However, in 2015, she argued on behalf of the state of California to withhold gender reassignment surgery from two transgender inmates who had been prescribed the procedure while serving their sentences. Both cases resulted in settlements. Another sticking point with the LGBT community and sex workers is Harris’s stance that she supports the decriminalization of sex work. However, her staunch support of SESTA/FOSTA—a package of laws that aimed to shut down sex trafficking by shutting off sites like Backpage—says otherwise.
Senator Amy Klobuchar (Minnesota)
A Senator serving Minnesota since 2007, Klobuchar has been a supporter of Obamacare, and LGBTQ rights, and she is pro-choice. She supports lowering the Medicare eligibility age to 55, co-sponsoring a bill introduced by Senator Brain Schatz of Hawaii that would create a public option to allow people to buy into Medicaid or Medicare at reasonable cost. She has also sponsored bipartisan legislation that would lower the cost of prescription drugs and allow Medicaid to negotiate drug prices directly with pharmaceutical companies.
If she wins the presidency, Klobuchar has said that she would have the United States re-join the Paris Agreements, which aims to decrease greenhouse gas emissions 45% by 2030. In 2016, she sponsored or co-sponsored 27 bills that were signed into law, more than any other senator that year. She also introduced two bipartisan bills to combat the opioid crisis in 2018 that were passed and signed into law. However, there have been allegations of cruelty and abuse by Klobuchar from former staff.
Senator Elizabeth Warren (Massachusetts)
Warren, a former law professor for over 30 years, has served as Senator since 2013. She was an advocate for the creation of the Consumer Financial Protection Bureau, established by the Dodd-Frank Wall Street Reform and Consumer Protection Act after the financial crisis of 2008. Obama signed the act into law in July 2010 and named Warren Assistant to the President and Special Advisor to the Secretary of the Treasury to set up the new agency in September 2010. In 2013, she became the first woman ever elected to the US Senate from Massachusetts.
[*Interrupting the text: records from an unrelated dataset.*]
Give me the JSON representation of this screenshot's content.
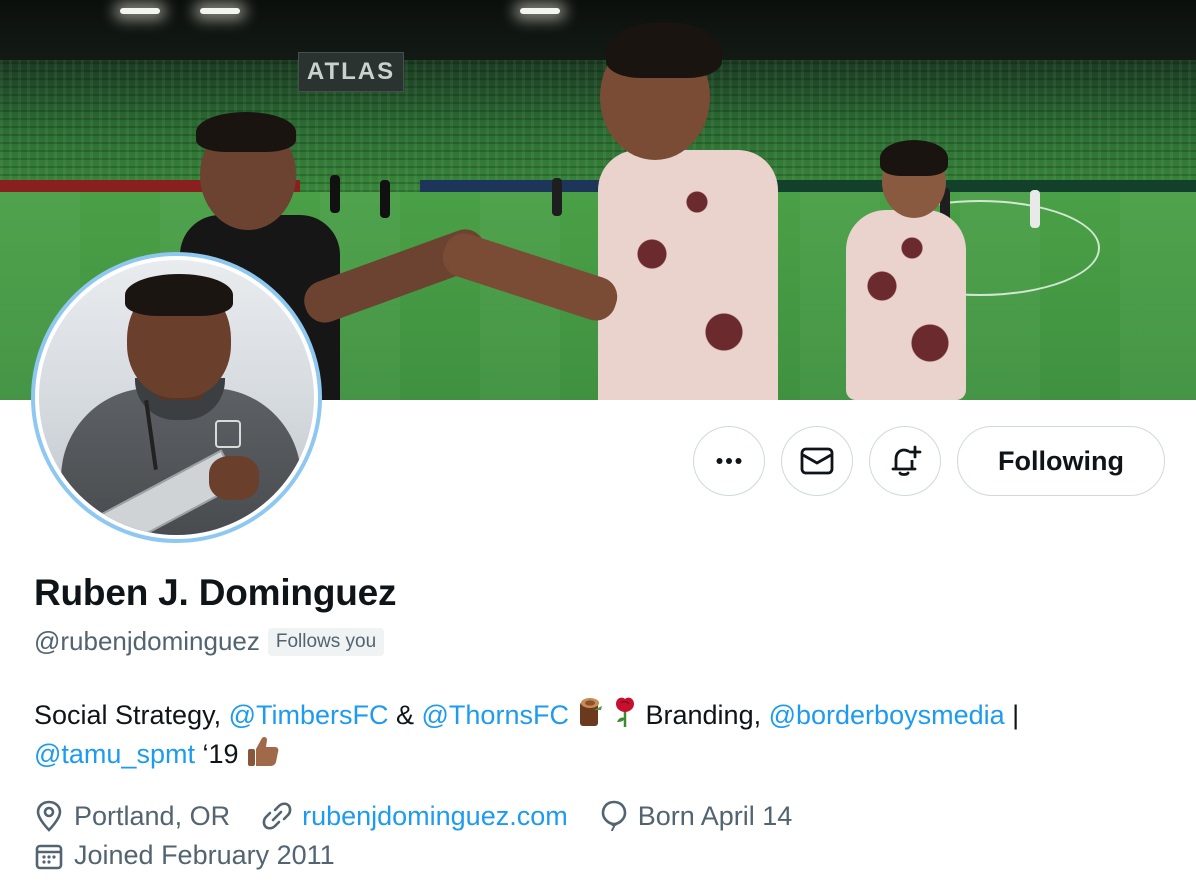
{
  "profile": {
    "name": "Ruben J. Dominguez",
    "handle": "@rubenjdominguez",
    "follows_you": "Follows you",
    "bio": {
      "text1": "Social Strategy, ",
      "mention1": "@TimbersFC",
      "text2": " & ",
      "mention2": "@ThornsFC",
      "text3": " Branding, ",
      "mention3": "@borderboysmedia",
      "text4": " |",
      "mention4": "@tamu_spmt",
      "text5": " ‘19 "
    },
    "location": "Portland, OR",
    "website": "rubenjdominguez.com",
    "birthday": "Born April 14",
    "joined": "Joined February 2011"
  },
  "banner": {
    "stadium_sign": "ATLAS"
  },
  "actions": {
    "more_icon": "more-icon",
    "message_icon": "envelope-icon",
    "notify_icon": "bell-plus-icon",
    "follow_label": "Following"
  },
  "colors": {
    "accent": "#1d9bf0",
    "secondary_text": "#536471",
    "avatar_ring": "#8ec8f0"
  }
}
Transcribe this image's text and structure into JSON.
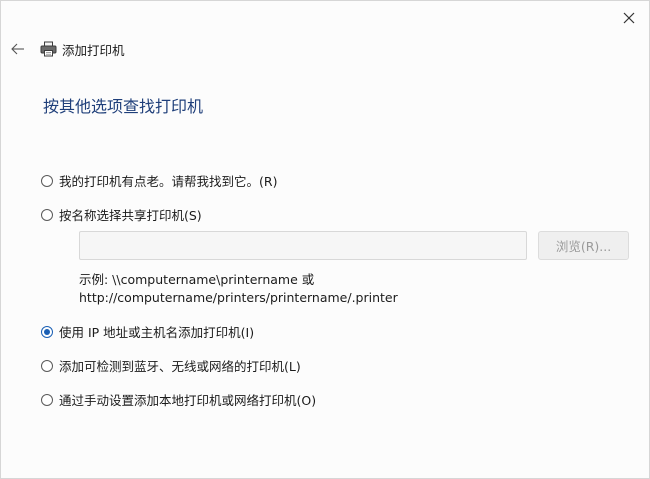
{
  "window": {
    "title": "添加打印机",
    "close_glyph": "✕",
    "back_glyph": "←"
  },
  "page": {
    "title": "按其他选项查找打印机"
  },
  "options": [
    {
      "label": "我的打印机有点老。请帮我找到它。(R)",
      "checked": false
    },
    {
      "label": "按名称选择共享打印机(S)",
      "checked": false
    },
    {
      "label": "使用 IP 地址或主机名添加打印机(I)",
      "checked": true
    },
    {
      "label": "添加可检测到蓝牙、无线或网络的打印机(L)",
      "checked": false
    },
    {
      "label": "通过手动设置添加本地打印机或网络打印机(O)",
      "checked": false
    }
  ],
  "shared_printer": {
    "input_value": "",
    "browse_label": "浏览(R)...",
    "example_line1": "示例: \\\\computername\\printername 或",
    "example_line2": "http://computername/printers/printername/.printer"
  },
  "colors": {
    "title_blue": "#1f3f7a",
    "accent": "#1a5fb4"
  },
  "icons": {
    "close": "close-icon",
    "back": "back-arrow-icon",
    "printer": "printer-icon"
  }
}
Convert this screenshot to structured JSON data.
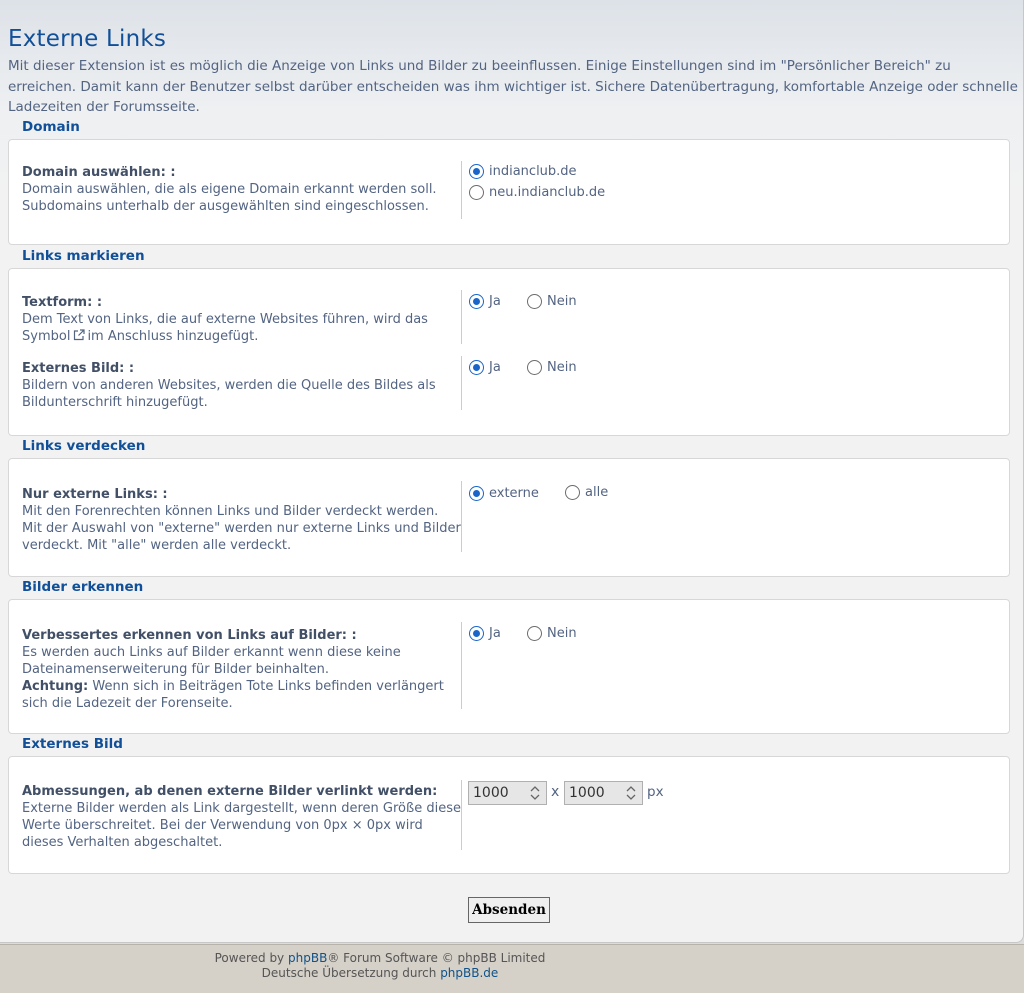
{
  "page": {
    "title": "Externe Links",
    "intro": "Mit dieser Extension ist es möglich die Anzeige von Links und Bilder zu beeinflussen. Einige Einstellungen sind im \"Persönlicher Bereich\" zu erreichen. Damit kann der Benutzer selbst darüber entscheiden was ihm wichtiger ist. Sichere Datenübertragung, komfortable Anzeige oder schnelle Ladezeiten der Forumsseite."
  },
  "domain": {
    "legend": "Domain",
    "label": "Domain auswählen: :",
    "explain": "Domain auswählen, die als eigene Domain erkannt werden soll. Subdomains unterhalb der ausgewählten sind eingeschlossen.",
    "options": [
      {
        "label": "indianclub.de",
        "checked": true
      },
      {
        "label": "neu.indianclub.de",
        "checked": false
      }
    ]
  },
  "mark": {
    "legend": "Links markieren",
    "text": {
      "label": "Textform: :",
      "explain_before": "Dem Text von Links, die auf externe Websites führen, wird das Symbol",
      "explain_after": "im Anschluss hinzugefügt.",
      "icon": "external-link-icon",
      "yes": "Ja",
      "no": "Nein",
      "value": "Ja"
    },
    "image": {
      "label": "Externes Bild: :",
      "explain": "Bildern von anderen Websites, werden die Quelle des Bildes als Bildunterschrift hinzugefügt.",
      "yes": "Ja",
      "no": "Nein",
      "value": "Ja"
    }
  },
  "hide": {
    "legend": "Links verdecken",
    "label": "Nur externe Links: :",
    "explain": "Mit den Forenrechten können Links und Bilder verdeckt werden. Mit der Auswahl von \"externe\" werden nur externe Links und Bilder verdeckt. Mit \"alle\" werden alle verdeckt.",
    "opt1": "externe",
    "opt2": "alle",
    "value": "externe"
  },
  "detect": {
    "legend": "Bilder erkennen",
    "label": "Verbessertes erkennen von Links auf Bilder: :",
    "explain": "Es werden auch Links auf Bilder erkannt wenn diese keine Dateinamenserweiterung für Bilder beinhalten.",
    "warn_label": "Achtung:",
    "warn_text": "Wenn sich in Beiträgen Tote Links befinden verlängert sich die Ladezeit der Forenseite.",
    "yes": "Ja",
    "no": "Nein",
    "value": "Ja"
  },
  "extimg": {
    "legend": "Externes Bild",
    "label": "Abmessungen, ab denen externe Bilder verlinkt werden:",
    "explain": "Externe Bilder werden als Link dargestellt, wenn deren Größe diese Werte überschreitet. Bei der Verwendung von 0px × 0px wird dieses Verhalten abgeschaltet.",
    "width": "1000",
    "times": "x",
    "height": "1000",
    "unit": "px"
  },
  "submit_label": "Absenden",
  "footer": {
    "powered_prefix": "Powered by",
    "phpbb_link": "phpBB",
    "powered_suffix": "® Forum Software © phpBB Limited",
    "translation_prefix": "Deutsche Übersetzung durch",
    "translation_link": "phpBB.de"
  }
}
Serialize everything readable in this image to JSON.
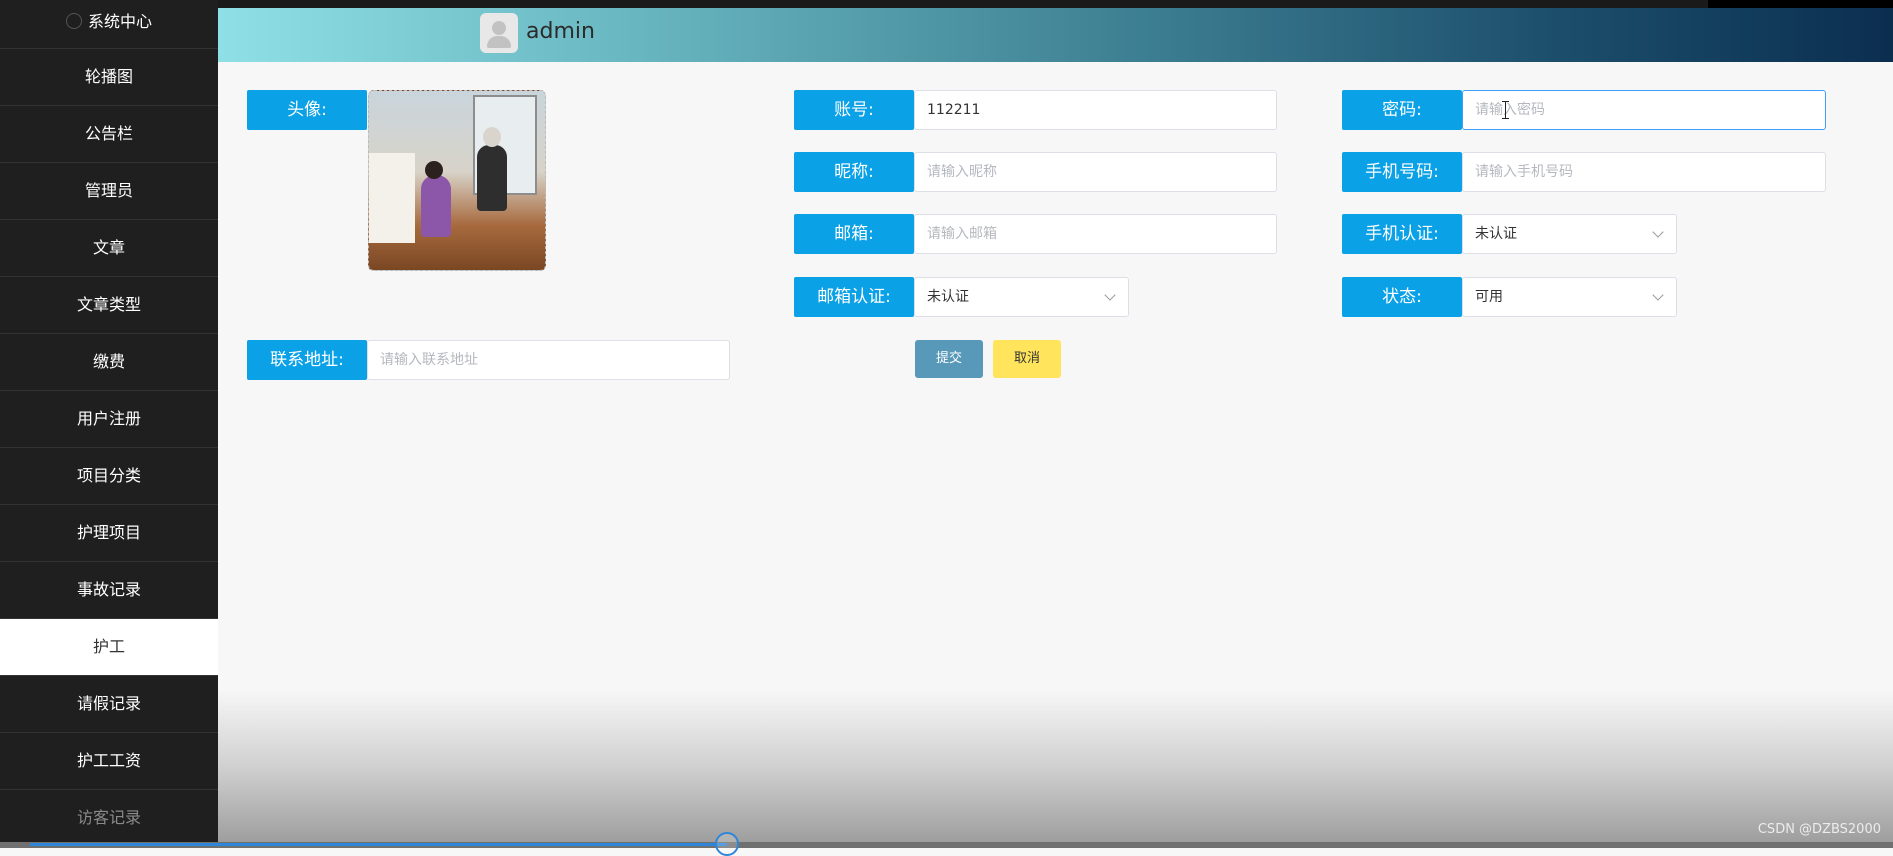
{
  "header": {
    "username": "admin"
  },
  "sidebar": {
    "items": [
      {
        "label": "系统中心"
      },
      {
        "label": "轮播图"
      },
      {
        "label": "公告栏"
      },
      {
        "label": "管理员"
      },
      {
        "label": "文章"
      },
      {
        "label": "文章类型"
      },
      {
        "label": "缴费"
      },
      {
        "label": "用户注册"
      },
      {
        "label": "项目分类"
      },
      {
        "label": "护理项目"
      },
      {
        "label": "事故记录"
      },
      {
        "label": "护工"
      },
      {
        "label": "请假记录"
      },
      {
        "label": "护工工资"
      },
      {
        "label": "访客记录"
      }
    ],
    "active_label": "护工"
  },
  "form": {
    "avatar_label": "头像:",
    "account_label": "账号:",
    "account_value": "112211",
    "password_label": "密码:",
    "password_placeholder": "请输入密码",
    "nickname_label": "昵称:",
    "nickname_placeholder": "请输入昵称",
    "phone_label": "手机号码:",
    "phone_placeholder": "请输入手机号码",
    "email_label": "邮箱:",
    "email_placeholder": "请输入邮箱",
    "phone_verify_label": "手机认证:",
    "phone_verify_value": "未认证",
    "email_verify_label": "邮箱认证:",
    "email_verify_value": "未认证",
    "status_label": "状态:",
    "status_value": "可用",
    "address_label": "联系地址:",
    "address_placeholder": "请输入联系地址",
    "submit_label": "提交",
    "cancel_label": "取消"
  },
  "video": {
    "progress": 0.38
  },
  "watermark": "CSDN @DZBS2000",
  "colors": {
    "label_bg": "#0aa1e6",
    "submit_bg": "#5898b8",
    "cancel_bg": "#ffe45c",
    "sidebar_bg": "#1f1f1f"
  }
}
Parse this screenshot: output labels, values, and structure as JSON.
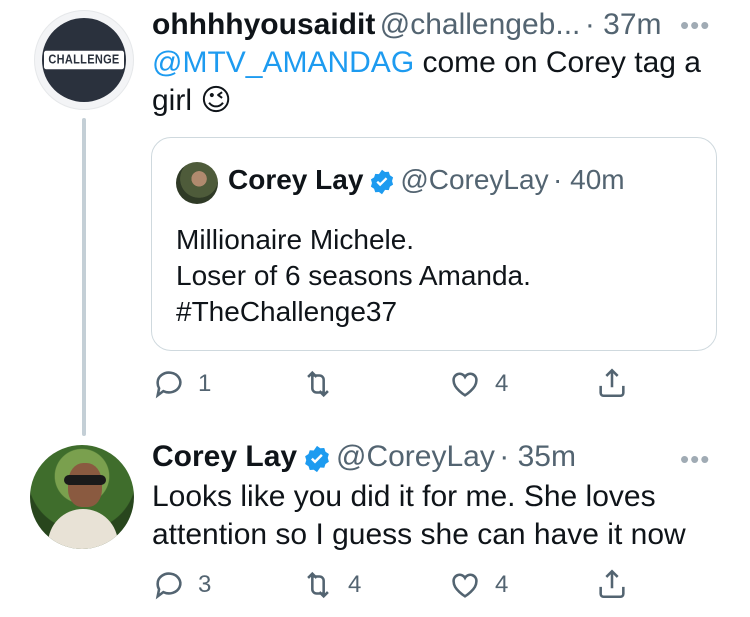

In 2017, during a debate on the nomination of Senator Jeff Sessions for United States Attorney General, Warren quoted a letter by Coretta Scott King that had been written to Senator Strom Thurmond in 1986 when Sessions was nominated for a federal judgeship. Republicans voted that Warren had violated Senate Rule 19, which prohibits impugning another senator’s character. This kept Warren from further participating in the debate. Instead, Warren read King’s letter and streamed it live online. Senate Majority Leader Mitch McConnell said on the Senate floor, “She was warned. She was given an explanation. Nevertheless, she persisted.” The quote became a slogan for Warren.
Warren has been highly critical of the current administration, becoming a frequent target of Trump’s social media tirades. In April, after reading the Mueller Report, she called on the House of Representatives to begin impeachment proceedings against Trump. The Senator achieved a perfect 100 on the Human Rights Campaign’s Congressional Scorecard for her first term. In January, Warren gave her first post-presidential candidacy announcement interview to out MSNBC anchor Rachel Maddow.